◆ EXTRACTED RECORDS

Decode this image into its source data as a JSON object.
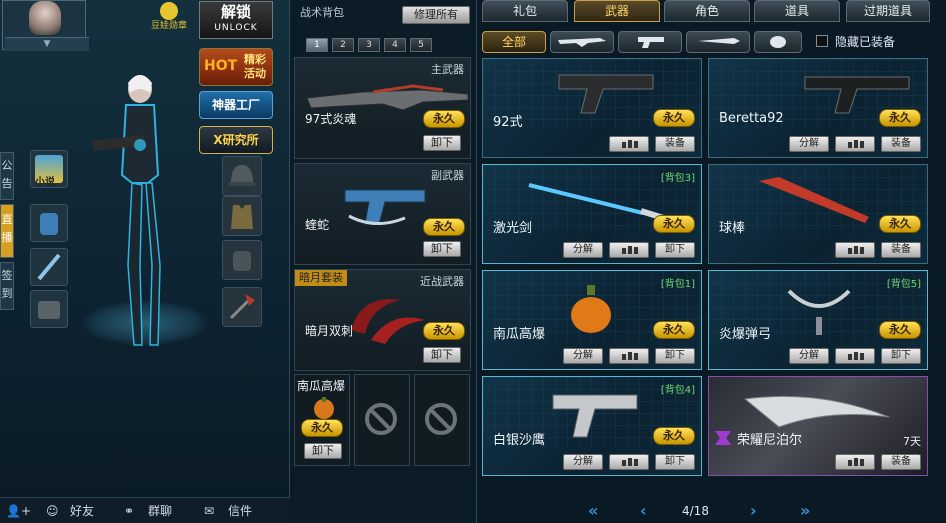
{
  "left": {
    "doudou_label": "豆娃勋章",
    "unlock": {
      "title": "解锁",
      "sub": "UNLOCK"
    },
    "hot": {
      "tag": "HOT",
      "line1": "精彩",
      "line2": "活动"
    },
    "shenqi": "神器工厂",
    "xyan": "X研究所",
    "side_tabs": [
      "公告",
      "直播",
      "签到"
    ],
    "novel_label": "小说",
    "bottom": {
      "friends": "好友",
      "group": "群聊",
      "mail": "信件"
    }
  },
  "middle": {
    "title": "战术背包",
    "repair": "修理所有",
    "num_tabs": [
      "1",
      "2",
      "3",
      "4",
      "5"
    ],
    "slots": [
      {
        "type": "主武器",
        "name": "97式炎魂",
        "status": "永久",
        "action": "卸下"
      },
      {
        "type": "副武器",
        "name": "蝰蛇",
        "status": "永久",
        "action": "卸下"
      },
      {
        "type": "近战武器",
        "name": "暗月双刺",
        "status": "永久",
        "action": "卸下",
        "set": "暗月套装"
      }
    ],
    "grenade": {
      "name": "南瓜高爆",
      "status": "永久",
      "action": "卸下"
    }
  },
  "right": {
    "tabs": [
      "礼包",
      "武器",
      "角色",
      "道具",
      "过期道具"
    ],
    "filter_all": "全部",
    "hide_equipped": "隐藏已装备",
    "cards": [
      {
        "name": "92式",
        "status": "永久",
        "btn1": "",
        "btn2": "装备",
        "bag": ""
      },
      {
        "name": "Beretta92",
        "status": "永久",
        "btn1": "分解",
        "btn2": "装备",
        "bag": ""
      },
      {
        "name": "激光剑",
        "status": "永久",
        "btn1": "分解",
        "btn2": "卸下",
        "bag": "[背包3]"
      },
      {
        "name": "球棒",
        "status": "永久",
        "btn1": "",
        "btn2": "装备",
        "bag": ""
      },
      {
        "name": "南瓜高爆",
        "status": "永久",
        "btn1": "分解",
        "btn2": "卸下",
        "bag": "[背包1]"
      },
      {
        "name": "炎爆弹弓",
        "status": "永久",
        "btn1": "分解",
        "btn2": "卸下",
        "bag": "[背包5]"
      },
      {
        "name": "白银沙鹰",
        "status": "永久",
        "btn1": "分解",
        "btn2": "卸下",
        "bag": "[背包4]"
      },
      {
        "name": "荣耀尼泊尔",
        "status": "7天",
        "btn1": "",
        "btn2": "装备",
        "bag": ""
      }
    ],
    "pager": "4/18"
  },
  "colors": {
    "gold": "#ffd86a",
    "yongjiu": "#f2c418",
    "bag_green": "#6fd86f",
    "accent_blue": "#3a8fd2"
  }
}
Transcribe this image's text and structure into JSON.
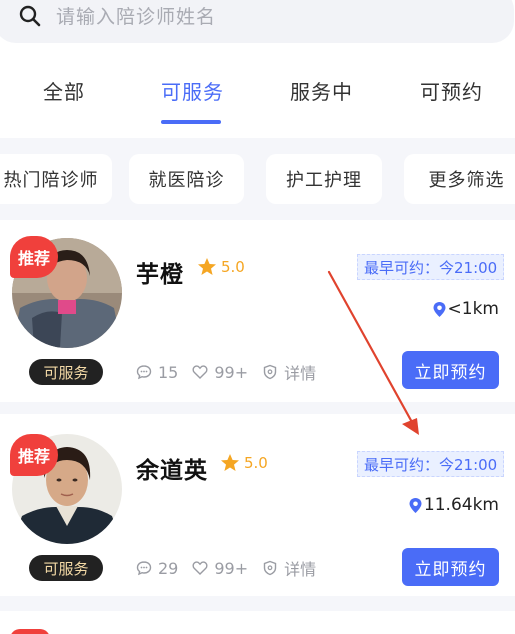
{
  "search": {
    "placeholder": "请输入陪诊师姓名"
  },
  "tabs": [
    {
      "label": "全部"
    },
    {
      "label": "可服务"
    },
    {
      "label": "服务中"
    },
    {
      "label": "可预约"
    }
  ],
  "filters": [
    {
      "label": "热门陪诊师"
    },
    {
      "label": "就医陪诊"
    },
    {
      "label": "护工护理"
    },
    {
      "label": "更多筛选"
    }
  ],
  "cards": [
    {
      "badge": "推荐",
      "name": "芋橙",
      "rating": "5.0",
      "earliest": "最早可约：今21:00",
      "distance": "<1km",
      "status": "可服务",
      "comments": "15",
      "likes": "99+",
      "detail": "详情",
      "book": "立即预约"
    },
    {
      "badge": "推荐",
      "name": "余道英",
      "rating": "5.0",
      "earliest": "最早可约：今21:00",
      "distance": "11.64km",
      "status": "可服务",
      "comments": "29",
      "likes": "99+",
      "detail": "详情",
      "book": "立即预约"
    }
  ],
  "colors": {
    "accent": "#4a6cf7",
    "badge": "#f0403c",
    "star": "#f5a623",
    "annotation_arrow": "#e0432e"
  }
}
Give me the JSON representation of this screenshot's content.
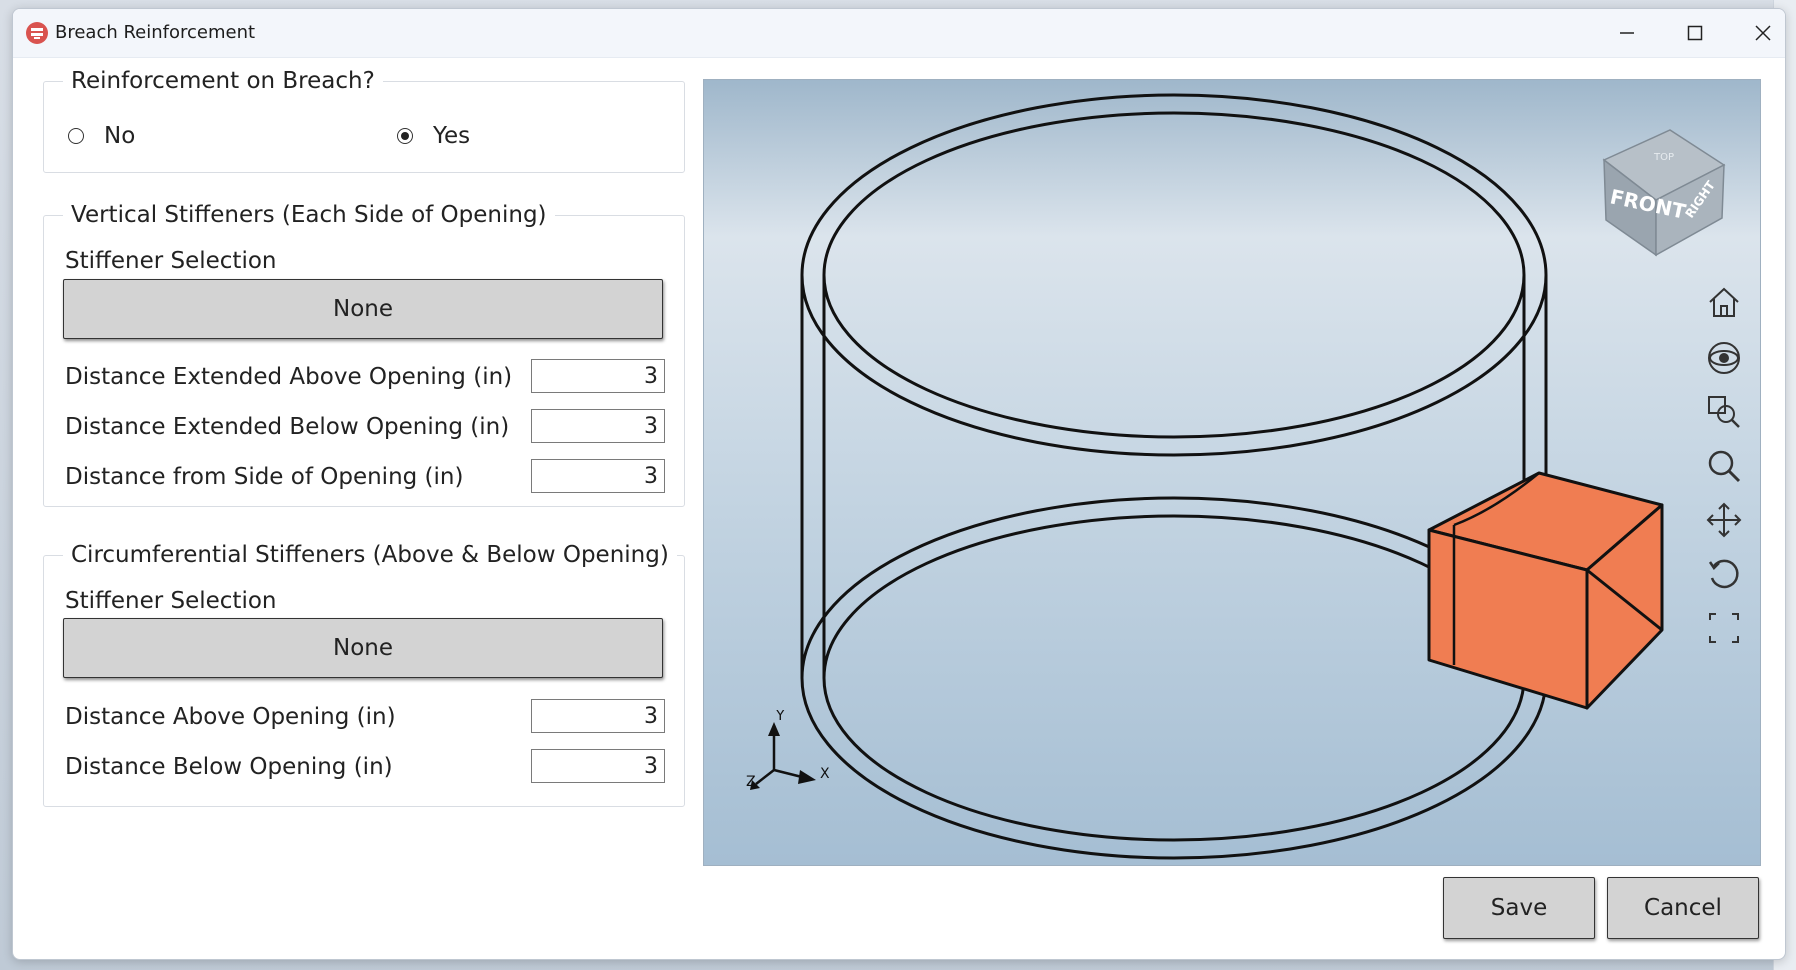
{
  "window": {
    "title": "Breach Reinforcement",
    "minimize_icon": "minimize-icon",
    "maximize_icon": "maximize-icon",
    "close_icon": "close-icon"
  },
  "breach_group": {
    "title": "Reinforcement on Breach?",
    "options": [
      {
        "label": "No",
        "selected": false
      },
      {
        "label": "Yes",
        "selected": true
      }
    ]
  },
  "vertical_group": {
    "title": "Vertical Stiffeners (Each Side of Opening)",
    "selection_label": "Stiffener Selection",
    "selection_value": "None",
    "fields": [
      {
        "label": "Distance Extended Above Opening (in)",
        "value": "3"
      },
      {
        "label": "Distance Extended Below Opening (in)",
        "value": "3"
      },
      {
        "label": "Distance from Side of Opening (in)",
        "value": "3"
      }
    ]
  },
  "circumferential_group": {
    "title": "Circumferential Stiffeners (Above & Below Opening)",
    "selection_label": "Stiffener Selection",
    "selection_value": "None",
    "fields": [
      {
        "label": "Distance Above Opening (in)",
        "value": "3"
      },
      {
        "label": "Distance Below Opening (in)",
        "value": "3"
      }
    ]
  },
  "viewer": {
    "view_cube": {
      "front": "FRONT",
      "right": "RIGHT",
      "top": "TOP"
    },
    "axes": {
      "x": "X",
      "y": "Y",
      "z": "Z"
    },
    "nav_icons": [
      "home-icon",
      "orbit-icon",
      "zoom-window-icon",
      "zoom-icon",
      "pan-icon",
      "rotate-icon",
      "fit-view-icon"
    ],
    "opening_color": "#f07d52"
  },
  "actions": {
    "save": "Save",
    "cancel": "Cancel"
  }
}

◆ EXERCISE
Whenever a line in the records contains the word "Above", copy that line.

◆ RESPONSE BOX
        "label": "Distance Extended Above Opening (in)",
    "title": "Circumferential Stiffeners (Above & Below Opening)",
        "label": "Distance Above Opening (in)",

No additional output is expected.